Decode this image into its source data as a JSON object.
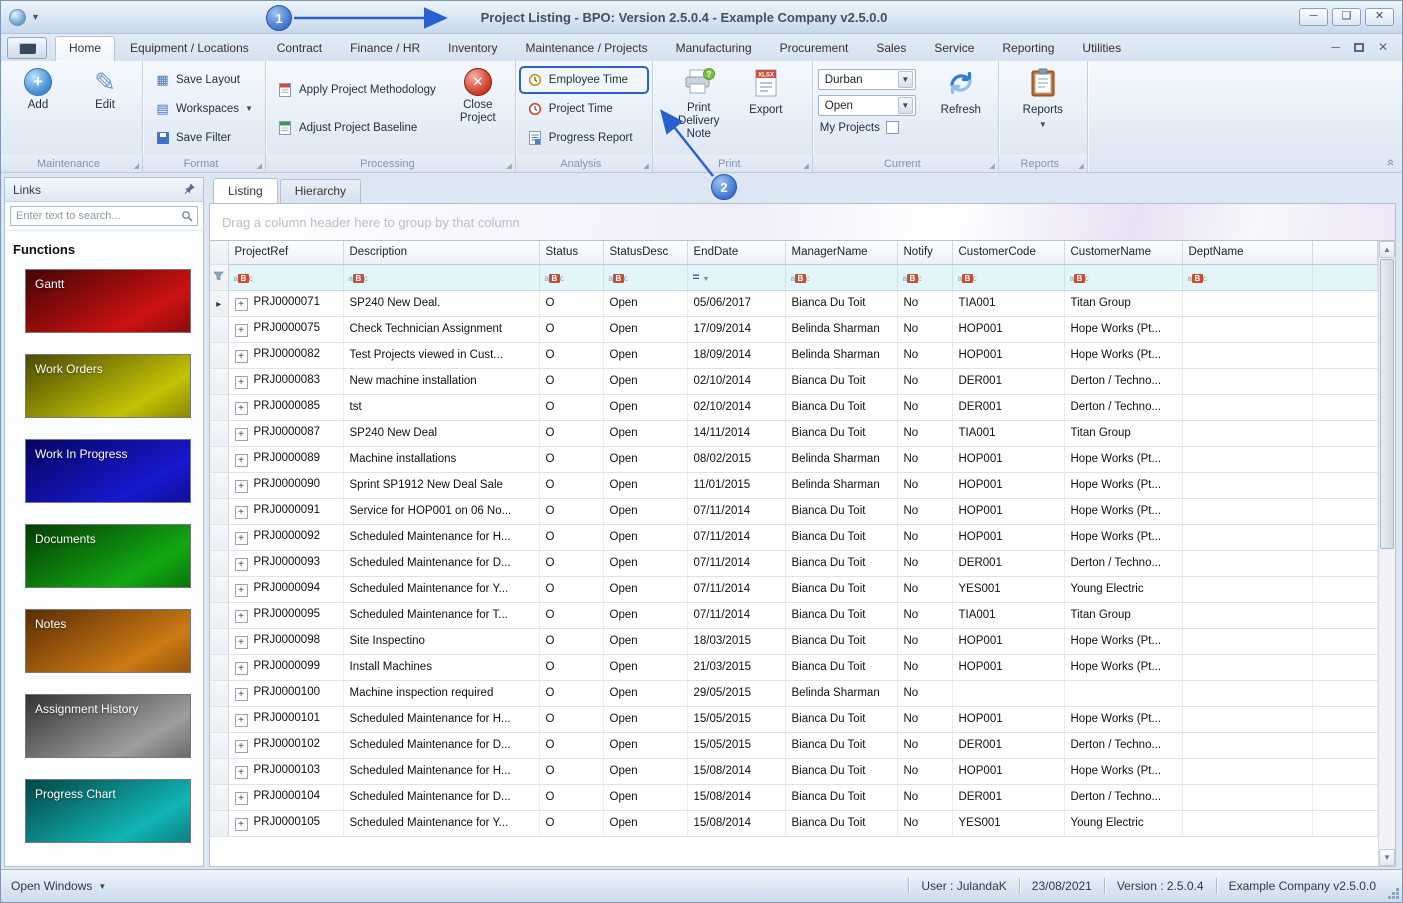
{
  "titlebar": {
    "title_highlight": "Project Listing",
    "title_rest": " - BPO: Version 2.5.0.4 - Example Company v2.5.0.0"
  },
  "ribbon": {
    "tabs": [
      {
        "label": "Home",
        "active": true
      },
      {
        "label": "Equipment / Locations",
        "active": false
      },
      {
        "label": "Contract",
        "active": false
      },
      {
        "label": "Finance / HR",
        "active": false
      },
      {
        "label": "Inventory",
        "active": false
      },
      {
        "label": "Maintenance / Projects",
        "active": false
      },
      {
        "label": "Manufacturing",
        "active": false
      },
      {
        "label": "Procurement",
        "active": false
      },
      {
        "label": "Sales",
        "active": false
      },
      {
        "label": "Service",
        "active": false
      },
      {
        "label": "Reporting",
        "active": false
      },
      {
        "label": "Utilities",
        "active": false
      }
    ],
    "groups": {
      "maintenance": {
        "label": "Maintenance",
        "add": "Add",
        "edit": "Edit"
      },
      "format": {
        "label": "Format",
        "save_layout": "Save Layout",
        "workspaces": "Workspaces",
        "save_filter": "Save Filter"
      },
      "processing": {
        "label": "Processing",
        "apply_methodology": "Apply Project Methodology",
        "adjust_baseline": "Adjust Project Baseline",
        "close_project": "Close Project"
      },
      "analysis": {
        "label": "Analysis",
        "employee_time": "Employee Time",
        "project_time": "Project Time",
        "progress_report": "Progress Report"
      },
      "print": {
        "label": "Print",
        "print_delivery_note": "Print Delivery Note",
        "export": "Export"
      },
      "current": {
        "label": "Current",
        "site_value": "Durban",
        "status_value": "Open",
        "my_projects": "My Projects",
        "refresh": "Refresh"
      },
      "reports": {
        "label": "Reports",
        "button": "Reports"
      }
    }
  },
  "sidebar": {
    "header": "Links",
    "search_placeholder": "Enter text to search...",
    "functions_heading": "Functions",
    "tiles": [
      {
        "label": "Gantt",
        "color_dark": "#450505",
        "color_bright": "#cc1111"
      },
      {
        "label": "Work Orders",
        "color_dark": "#4a4a05",
        "color_bright": "#c2c205"
      },
      {
        "label": "Work In Progress",
        "color_dark": "#050560",
        "color_bright": "#1818cf"
      },
      {
        "label": "Documents",
        "color_dark": "#053c05",
        "color_bright": "#12a812"
      },
      {
        "label": "Notes",
        "color_dark": "#5a2d05",
        "color_bright": "#cc7a14"
      },
      {
        "label": "Assignment History",
        "color_dark": "#333333",
        "color_bright": "#9e9e9e"
      },
      {
        "label": "Progress Chart",
        "color_dark": "#054545",
        "color_bright": "#12b5b5"
      }
    ]
  },
  "content": {
    "tabs": [
      {
        "label": "Listing",
        "active": true
      },
      {
        "label": "Hierarchy",
        "active": false
      }
    ],
    "group_hint": "Drag a column header here to group by that column",
    "grid": {
      "columns": [
        "ProjectRef",
        "Description",
        "Status",
        "StatusDesc",
        "EndDate",
        "ManagerName",
        "Notify",
        "CustomerCode",
        "CustomerName",
        "DeptName"
      ],
      "rows": [
        [
          "PRJ0000071",
          "SP240 New Deal.",
          "O",
          "Open",
          "05/06/2017",
          "Bianca Du Toit",
          "No",
          "TIA001",
          "Titan Group",
          ""
        ],
        [
          "PRJ0000075",
          "Check Technician Assignment",
          "O",
          "Open",
          "17/09/2014",
          "Belinda Sharman",
          "No",
          "HOP001",
          "Hope Works (Pt...",
          ""
        ],
        [
          "PRJ0000082",
          "Test Projects viewed in Cust...",
          "O",
          "Open",
          "18/09/2014",
          "Belinda Sharman",
          "No",
          "HOP001",
          "Hope Works (Pt...",
          ""
        ],
        [
          "PRJ0000083",
          "New machine installation",
          "O",
          "Open",
          "02/10/2014",
          "Bianca Du Toit",
          "No",
          "DER001",
          "Derton / Techno...",
          ""
        ],
        [
          "PRJ0000085",
          "tst",
          "O",
          "Open",
          "02/10/2014",
          "Bianca Du Toit",
          "No",
          "DER001",
          "Derton / Techno...",
          ""
        ],
        [
          "PRJ0000087",
          "SP240 New Deal",
          "O",
          "Open",
          "14/11/2014",
          "Bianca Du Toit",
          "No",
          "TIA001",
          "Titan Group",
          ""
        ],
        [
          "PRJ0000089",
          "Machine installations",
          "O",
          "Open",
          "08/02/2015",
          "Belinda Sharman",
          "No",
          "HOP001",
          "Hope Works (Pt...",
          ""
        ],
        [
          "PRJ0000090",
          "Sprint SP1912 New Deal Sale",
          "O",
          "Open",
          "11/01/2015",
          "Belinda Sharman",
          "No",
          "HOP001",
          "Hope Works (Pt...",
          ""
        ],
        [
          "PRJ0000091",
          "Service for HOP001 on 06 No...",
          "O",
          "Open",
          "07/11/2014",
          "Bianca Du Toit",
          "No",
          "HOP001",
          "Hope Works (Pt...",
          ""
        ],
        [
          "PRJ0000092",
          "Scheduled Maintenance for H...",
          "O",
          "Open",
          "07/11/2014",
          "Bianca Du Toit",
          "No",
          "HOP001",
          "Hope Works (Pt...",
          ""
        ],
        [
          "PRJ0000093",
          "Scheduled Maintenance for D...",
          "O",
          "Open",
          "07/11/2014",
          "Bianca Du Toit",
          "No",
          "DER001",
          "Derton / Techno...",
          ""
        ],
        [
          "PRJ0000094",
          "Scheduled Maintenance for Y...",
          "O",
          "Open",
          "07/11/2014",
          "Bianca Du Toit",
          "No",
          "YES001",
          "Young Electric",
          ""
        ],
        [
          "PRJ0000095",
          "Scheduled Maintenance for T...",
          "O",
          "Open",
          "07/11/2014",
          "Bianca Du Toit",
          "No",
          "TIA001",
          "Titan Group",
          ""
        ],
        [
          "PRJ0000098",
          "Site Inspectino",
          "O",
          "Open",
          "18/03/2015",
          "Bianca Du Toit",
          "No",
          "HOP001",
          "Hope Works (Pt...",
          ""
        ],
        [
          "PRJ0000099",
          "Install Machines",
          "O",
          "Open",
          "21/03/2015",
          "Bianca Du Toit",
          "No",
          "HOP001",
          "Hope Works (Pt...",
          ""
        ],
        [
          "PRJ0000100",
          "Machine inspection required",
          "O",
          "Open",
          "29/05/2015",
          "Belinda Sharman",
          "No",
          "",
          "",
          ""
        ],
        [
          "PRJ0000101",
          "Scheduled Maintenance for H...",
          "O",
          "Open",
          "15/05/2015",
          "Bianca Du Toit",
          "No",
          "HOP001",
          "Hope Works (Pt...",
          ""
        ],
        [
          "PRJ0000102",
          "Scheduled Maintenance for D...",
          "O",
          "Open",
          "15/05/2015",
          "Bianca Du Toit",
          "No",
          "DER001",
          "Derton / Techno...",
          ""
        ],
        [
          "PRJ0000103",
          "Scheduled Maintenance for H...",
          "O",
          "Open",
          "15/08/2014",
          "Bianca Du Toit",
          "No",
          "HOP001",
          "Hope Works (Pt...",
          ""
        ],
        [
          "PRJ0000104",
          "Scheduled Maintenance for D...",
          "O",
          "Open",
          "15/08/2014",
          "Bianca Du Toit",
          "No",
          "DER001",
          "Derton / Techno...",
          ""
        ],
        [
          "PRJ0000105",
          "Scheduled Maintenance for Y...",
          "O",
          "Open",
          "15/08/2014",
          "Bianca Du Toit",
          "No",
          "YES001",
          "Young Electric",
          ""
        ]
      ]
    }
  },
  "statusbar": {
    "open_windows": "Open Windows",
    "user": "User : JulandaK",
    "date": "23/08/2021",
    "version": "Version : 2.5.0.4",
    "company": "Example Company v2.5.0.0"
  },
  "annotations": {
    "badge1": "1",
    "badge2": "2",
    "accent_color": "#2a5fd0"
  }
}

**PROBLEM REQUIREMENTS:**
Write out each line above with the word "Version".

**WRITTEN REPLY:**
    "title_rest": " - BPO: Version 2.5.0.4 - Example Company v2.5.0.0"
    "version": "Version : 2.5.0.4",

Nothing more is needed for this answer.